Following the rope-a-dope weather we have had lately, the plants seem to be recovering. At the end of July we had a hot spell, with temperatures over a hundred degrees for several days in a row. Portlanders were wilting and whining, and the plants faired a little better. But the intense heat stunned them.
The beans have blossoms again, after a short period of no beans and no flowers. We're back to normal with temperatures in the high 70s and cool nights. Perfect Oregon summer.
Tomatoes continue to ripen, even though there aren't very many, as I have mention previously. And cucumbers are back in full production. Strangely the zucchinis, which we are usually up to our necks in by now, have not grown much and have not produced many squashes. The plants have not sprawled across other plants the way they usually do, engulfing all in their path. Having a zucchini shortage is downright WEIRD. Like Bizarro World.

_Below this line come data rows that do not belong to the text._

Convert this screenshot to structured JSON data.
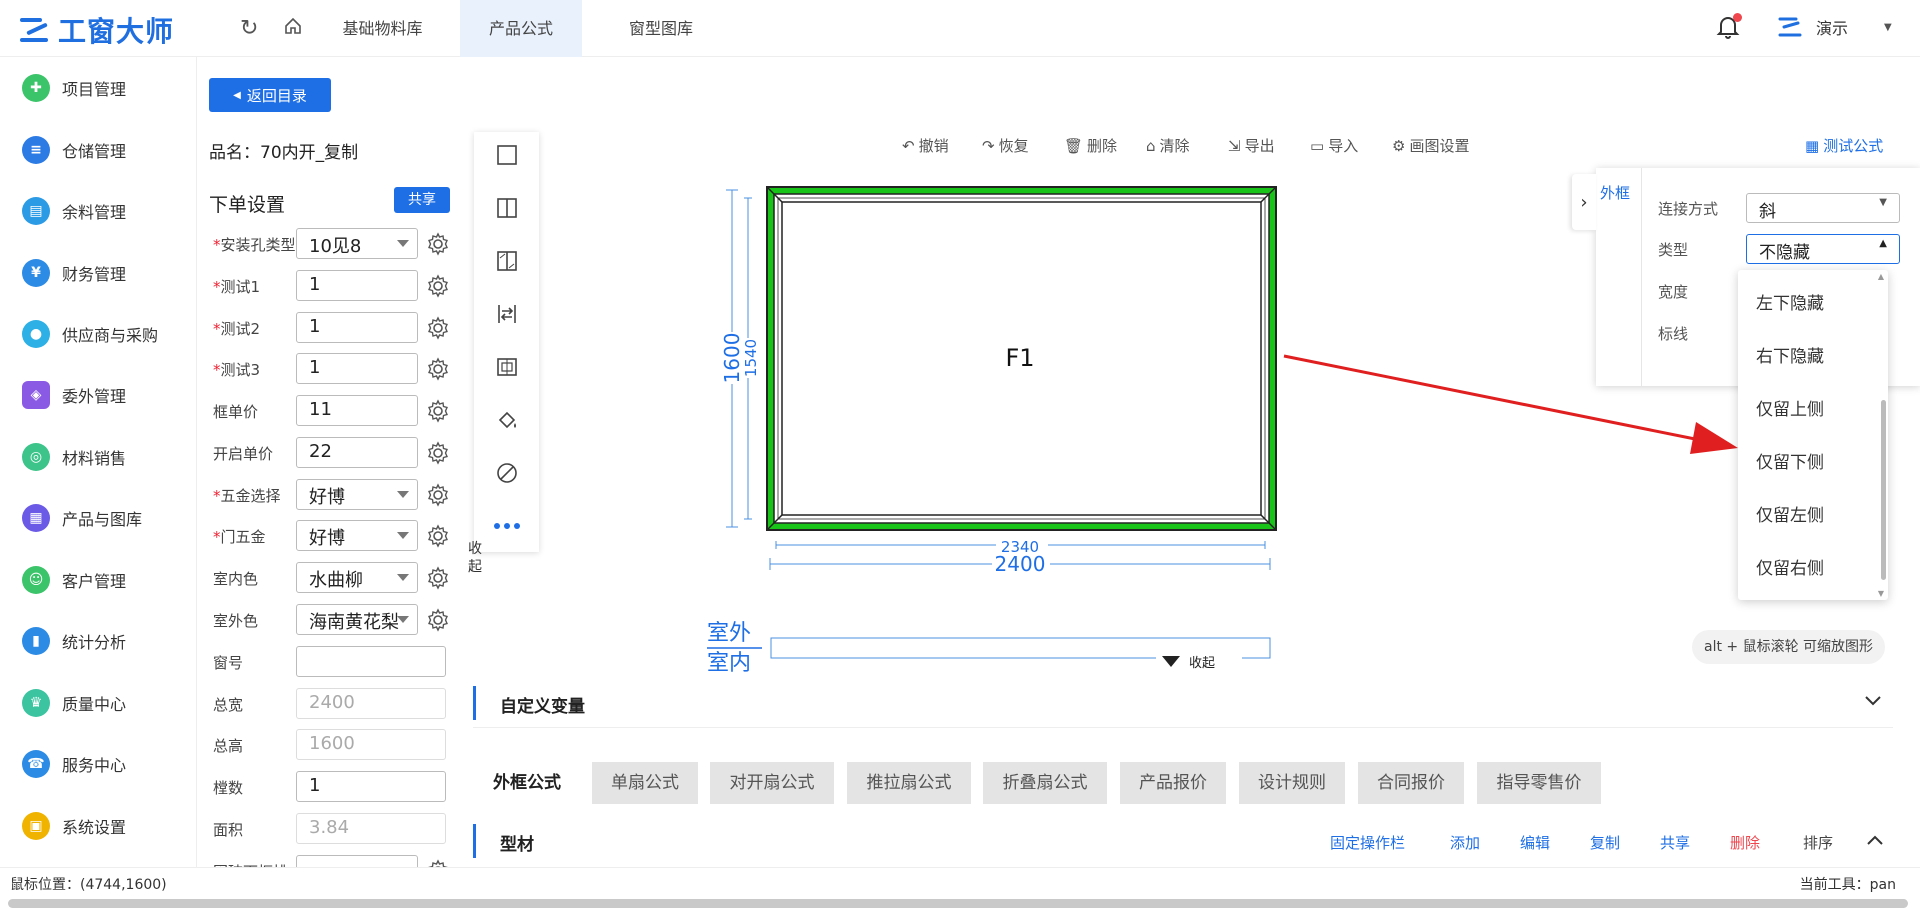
{
  "app": {
    "name": "工窗大师"
  },
  "topnav": {
    "tabs": [
      {
        "label": "基础物料库"
      },
      {
        "label": "产品公式",
        "active": true
      },
      {
        "label": "窗型图库"
      }
    ],
    "user": "演示"
  },
  "sidebar": {
    "items": [
      {
        "label": "项目管理",
        "color": "#3cc46a"
      },
      {
        "label": "仓储管理",
        "color": "#2c7be5"
      },
      {
        "label": "余料管理",
        "color": "#2c9be5"
      },
      {
        "label": "财务管理",
        "color": "#2c8be5"
      },
      {
        "label": "供应商与采购",
        "color": "#2cb0e5"
      },
      {
        "label": "委外管理",
        "color": "#8a5ae5"
      },
      {
        "label": "材料销售",
        "color": "#3cc48a"
      },
      {
        "label": "产品与图库",
        "color": "#6a5ae5"
      },
      {
        "label": "客户管理",
        "color": "#3cc46a"
      },
      {
        "label": "统计分析",
        "color": "#2c8be5"
      },
      {
        "label": "质量中心",
        "color": "#3cc4a0"
      },
      {
        "label": "服务中心",
        "color": "#2c8be5"
      },
      {
        "label": "系统设置",
        "color": "#f0b400"
      }
    ]
  },
  "form": {
    "back_label": "返回目录",
    "product_name": "品名：70内开_复制",
    "order_title": "下单设置",
    "share_label": "共享",
    "rows": [
      {
        "label": "安装孔类型",
        "value": "10见8",
        "required": true,
        "type": "select"
      },
      {
        "label": "测试1",
        "value": "1",
        "required": true,
        "type": "input"
      },
      {
        "label": "测试2",
        "value": "1",
        "required": true,
        "type": "input"
      },
      {
        "label": "测试3",
        "value": "1",
        "required": true,
        "type": "input"
      },
      {
        "label": "框单价",
        "value": "11",
        "required": false,
        "type": "input"
      },
      {
        "label": "开启单价",
        "value": "22",
        "required": false,
        "type": "input"
      },
      {
        "label": "五金选择",
        "value": "好博",
        "required": true,
        "type": "select"
      },
      {
        "label": "门五金",
        "value": "好博",
        "required": true,
        "type": "select"
      },
      {
        "label": "室内色",
        "value": "水曲柳",
        "required": false,
        "type": "select"
      },
      {
        "label": "室外色",
        "value": "海南黄花梨",
        "required": false,
        "type": "select"
      },
      {
        "label": "窗号",
        "value": "",
        "required": false,
        "type": "wide"
      },
      {
        "label": "总宽",
        "value": "2400",
        "required": false,
        "type": "disabled"
      },
      {
        "label": "总高",
        "value": "1600",
        "required": false,
        "type": "disabled"
      },
      {
        "label": "樘数",
        "value": "1",
        "required": false,
        "type": "wide"
      },
      {
        "label": "面积",
        "value": "3.84",
        "required": false,
        "type": "disabled"
      },
      {
        "label": "固玻下框排",
        "value": "",
        "required": false,
        "type": "select"
      }
    ]
  },
  "vtoolbar": {
    "collapse_label": "收起"
  },
  "canvas_toolbar": {
    "undo": "撤销",
    "redo": "恢复",
    "delete": "删除",
    "clear": "清除",
    "export": "导出",
    "import": "导入",
    "settings": "画图设置",
    "test_formula": "测试公式"
  },
  "drawing": {
    "panel_label": "F1",
    "dim_inner_width": "2340",
    "dim_outer_width": "2400",
    "dim_outer_height": "1600",
    "dim_inner_height": "1540",
    "outside_label": "室外",
    "inside_label": "室内",
    "collapse_label": "收起",
    "frame_color": "#19c419"
  },
  "right_panel": {
    "tab": "外框",
    "connection_label": "连接方式",
    "connection_value": "斜",
    "type_label": "类型",
    "type_value": "不隐藏",
    "width_label": "宽度",
    "line_label": "标线"
  },
  "dropdown": {
    "options": [
      "左下隐藏",
      "右下隐藏",
      "仅留上侧",
      "仅留下侧",
      "仅留左侧",
      "仅留右侧"
    ]
  },
  "hint": "alt + 鼠标滚轮 可缩放图形",
  "custom_var": {
    "title": "自定义变量"
  },
  "formula_tabs": [
    "外框公式",
    "单扇公式",
    "对开扇公式",
    "推拉扇公式",
    "折叠扇公式",
    "产品报价",
    "设计规则",
    "合同报价",
    "指导零售价"
  ],
  "profile": {
    "title": "型材",
    "actions": [
      "固定操作栏",
      "添加",
      "编辑",
      "复制",
      "共享",
      "删除",
      "排序"
    ]
  },
  "status": {
    "mouse_pos": "鼠标位置：(4744,1600)",
    "current_tool": "当前工具：pan"
  }
}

But it's great time for planting seeds. The seeds for greens, lettuces, beets, etc. that I planted last Thursday have begun to sprout, with almost no duds. Warmer weather makes all the difference. Sprouting seeds at this time of year deludes me into thinking I have some control over nature. Powerful and terrifying.
The seeds lurk under the thin covering of soil for what seems like only minutes before they spring up, enthusiastically.
In the cold, wet, dark days of spring, trying to get a head start by sprouting seeds indoors is much harder work. I find myself peering at the cells of the seed starting try, imagining that I see the tiny crooked necked sprouts struggling to pierce the surface of the soil and strain towards the dim light coming in the window for maybe 6 hours a day.
I'm happy to have the first batch of plants started for fall and winter grazing.